Femininity Beyond Archetypes: Photography by Natalia Arias of Colombiahighlights themes closely connected with OAS values through AMA’s mission to promote social impact through the arts and the Inter-American Commission of Women’s (CIM) work towards gender equality and the participation and leadership of women.

“Femininity” is a social construction that has been defined and redefined by ideological discourses over time and from culture to culture. Colombian photographer Natalia Arias presents her own perspective on femininity, going beyond pre-established archetypes, challenging imposed generalizations, and emphasizing elements of feminine identity and empowerment rooted in both history and the female anatomy.

This exhibition features two of Arias’s series: Taboo (1999-2005) and Venus(2005-2010). Taboo exemplifies her departure from rigid discourses on femininity, where social values champion perfect physiques while religious ideologies dismiss the natural processes of women. The Venus series explores ways in which the notion of “Venus” has been interpreted throughout history. After the creation of the iconic goddess of love and beauty in Greco-Roman times, academics have identified “Venus” in a plethora of manifestations of femininity. Arias examines these long-standing ideas by reworking historical Venuses from those of ancient cultures to the present. 

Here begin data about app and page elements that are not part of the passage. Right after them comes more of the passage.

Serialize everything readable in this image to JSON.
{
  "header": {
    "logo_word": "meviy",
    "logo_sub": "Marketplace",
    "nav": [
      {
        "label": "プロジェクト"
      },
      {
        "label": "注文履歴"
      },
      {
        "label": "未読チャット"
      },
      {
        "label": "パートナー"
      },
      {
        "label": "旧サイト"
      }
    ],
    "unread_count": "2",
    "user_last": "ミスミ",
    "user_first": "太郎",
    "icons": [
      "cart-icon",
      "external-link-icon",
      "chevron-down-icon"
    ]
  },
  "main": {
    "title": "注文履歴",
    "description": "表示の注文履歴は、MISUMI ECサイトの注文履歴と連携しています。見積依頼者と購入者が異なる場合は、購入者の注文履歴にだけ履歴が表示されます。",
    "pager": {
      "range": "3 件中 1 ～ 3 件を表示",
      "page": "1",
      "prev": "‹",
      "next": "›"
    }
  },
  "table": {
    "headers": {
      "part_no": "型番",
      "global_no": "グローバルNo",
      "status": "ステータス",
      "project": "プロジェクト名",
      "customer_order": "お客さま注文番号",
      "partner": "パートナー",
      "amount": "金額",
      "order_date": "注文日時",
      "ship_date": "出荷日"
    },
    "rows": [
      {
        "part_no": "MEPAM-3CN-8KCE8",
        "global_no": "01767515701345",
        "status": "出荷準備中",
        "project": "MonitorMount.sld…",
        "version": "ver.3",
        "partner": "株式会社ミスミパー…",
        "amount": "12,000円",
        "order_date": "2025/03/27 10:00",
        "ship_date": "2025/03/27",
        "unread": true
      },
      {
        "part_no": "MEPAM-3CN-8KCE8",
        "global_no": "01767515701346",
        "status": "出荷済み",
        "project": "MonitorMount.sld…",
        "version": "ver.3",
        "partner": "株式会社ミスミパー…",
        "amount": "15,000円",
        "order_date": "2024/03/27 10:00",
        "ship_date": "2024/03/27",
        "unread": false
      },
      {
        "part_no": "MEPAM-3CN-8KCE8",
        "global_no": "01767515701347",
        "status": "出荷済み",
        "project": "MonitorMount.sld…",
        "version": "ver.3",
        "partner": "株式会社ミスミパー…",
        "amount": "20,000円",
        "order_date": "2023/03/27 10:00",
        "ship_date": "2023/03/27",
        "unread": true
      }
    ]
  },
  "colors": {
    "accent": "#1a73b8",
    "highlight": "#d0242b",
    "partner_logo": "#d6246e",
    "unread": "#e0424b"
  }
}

Arias questions traditional discussions on femininity in which natural processes are considered shameful or traumatic and beauty is based on a standardized formula. In response, her photography proposes a discourse on femininity that highlights the beauty of imperfection and the female body’s physicality, form, and physiology. Through her research, process, and execution, Arias seeks to empower women while at the same time challenging society to preserve perceptions such as delicacy, sensuality, and fertility.